▶ _Work required_
Filter the material, keeping only lines with the word "document".

Segment Open

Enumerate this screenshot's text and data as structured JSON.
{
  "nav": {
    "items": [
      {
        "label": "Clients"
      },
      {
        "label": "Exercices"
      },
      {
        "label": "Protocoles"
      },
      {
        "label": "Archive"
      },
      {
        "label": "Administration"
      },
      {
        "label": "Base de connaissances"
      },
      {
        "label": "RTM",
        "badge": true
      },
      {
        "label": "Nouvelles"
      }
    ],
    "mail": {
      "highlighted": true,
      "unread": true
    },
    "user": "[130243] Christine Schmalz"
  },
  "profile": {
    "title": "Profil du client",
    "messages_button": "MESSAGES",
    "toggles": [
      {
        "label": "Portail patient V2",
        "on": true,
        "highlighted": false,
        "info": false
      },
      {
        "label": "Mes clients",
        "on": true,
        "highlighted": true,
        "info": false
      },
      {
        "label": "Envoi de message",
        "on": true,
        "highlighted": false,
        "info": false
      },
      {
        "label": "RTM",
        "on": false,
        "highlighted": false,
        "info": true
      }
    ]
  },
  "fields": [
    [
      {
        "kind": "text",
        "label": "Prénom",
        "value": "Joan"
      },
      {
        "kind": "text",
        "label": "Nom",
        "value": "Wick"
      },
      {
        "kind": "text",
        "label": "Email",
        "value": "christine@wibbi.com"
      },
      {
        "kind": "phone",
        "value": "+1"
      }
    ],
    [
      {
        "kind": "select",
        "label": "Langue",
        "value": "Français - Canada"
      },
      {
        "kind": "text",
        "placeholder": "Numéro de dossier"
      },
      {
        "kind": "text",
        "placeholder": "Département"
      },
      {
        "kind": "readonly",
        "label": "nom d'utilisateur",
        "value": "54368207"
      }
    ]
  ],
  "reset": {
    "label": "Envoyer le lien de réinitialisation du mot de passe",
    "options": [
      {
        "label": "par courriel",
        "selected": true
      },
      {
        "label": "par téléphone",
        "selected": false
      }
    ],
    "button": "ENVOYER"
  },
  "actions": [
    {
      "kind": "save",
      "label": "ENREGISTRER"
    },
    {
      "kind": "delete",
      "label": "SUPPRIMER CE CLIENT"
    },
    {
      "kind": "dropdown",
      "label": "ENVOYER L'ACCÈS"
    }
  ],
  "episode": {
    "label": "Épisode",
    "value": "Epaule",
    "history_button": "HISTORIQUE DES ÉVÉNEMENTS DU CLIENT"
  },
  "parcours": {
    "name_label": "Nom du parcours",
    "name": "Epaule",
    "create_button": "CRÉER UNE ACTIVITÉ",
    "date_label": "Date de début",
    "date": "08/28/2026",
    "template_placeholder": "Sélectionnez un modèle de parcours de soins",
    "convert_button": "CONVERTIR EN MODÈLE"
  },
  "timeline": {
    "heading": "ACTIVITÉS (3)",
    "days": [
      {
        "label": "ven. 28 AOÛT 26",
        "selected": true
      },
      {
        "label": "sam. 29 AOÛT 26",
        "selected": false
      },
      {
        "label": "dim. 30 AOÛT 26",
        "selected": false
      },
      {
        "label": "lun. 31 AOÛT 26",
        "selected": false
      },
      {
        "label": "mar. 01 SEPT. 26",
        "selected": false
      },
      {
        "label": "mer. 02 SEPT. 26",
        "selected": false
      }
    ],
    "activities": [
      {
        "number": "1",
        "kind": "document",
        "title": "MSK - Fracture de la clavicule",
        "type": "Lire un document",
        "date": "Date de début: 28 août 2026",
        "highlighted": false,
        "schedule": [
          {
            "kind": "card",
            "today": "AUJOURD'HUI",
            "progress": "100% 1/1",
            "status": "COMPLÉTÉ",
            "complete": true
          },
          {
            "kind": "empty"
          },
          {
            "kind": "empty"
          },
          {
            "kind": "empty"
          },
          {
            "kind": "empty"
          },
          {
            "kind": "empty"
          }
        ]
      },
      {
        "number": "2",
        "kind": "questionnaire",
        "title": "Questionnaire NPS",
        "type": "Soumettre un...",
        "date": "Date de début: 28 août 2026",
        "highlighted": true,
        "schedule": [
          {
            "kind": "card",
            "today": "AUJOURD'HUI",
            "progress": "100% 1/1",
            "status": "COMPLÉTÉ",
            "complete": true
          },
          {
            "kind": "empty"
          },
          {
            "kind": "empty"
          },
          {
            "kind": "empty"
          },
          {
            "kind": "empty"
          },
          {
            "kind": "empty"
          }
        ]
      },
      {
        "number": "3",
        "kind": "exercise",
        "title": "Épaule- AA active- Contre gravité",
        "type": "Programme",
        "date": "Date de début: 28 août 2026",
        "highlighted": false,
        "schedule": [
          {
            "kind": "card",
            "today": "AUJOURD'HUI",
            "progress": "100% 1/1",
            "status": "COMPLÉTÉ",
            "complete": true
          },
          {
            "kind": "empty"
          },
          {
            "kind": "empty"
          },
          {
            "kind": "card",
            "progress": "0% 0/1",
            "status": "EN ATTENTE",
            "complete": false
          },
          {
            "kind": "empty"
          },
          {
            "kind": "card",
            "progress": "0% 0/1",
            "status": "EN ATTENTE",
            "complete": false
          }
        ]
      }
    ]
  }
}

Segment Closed

▶ _Solution_
        "kind": "document",
        "type": "Lire un document",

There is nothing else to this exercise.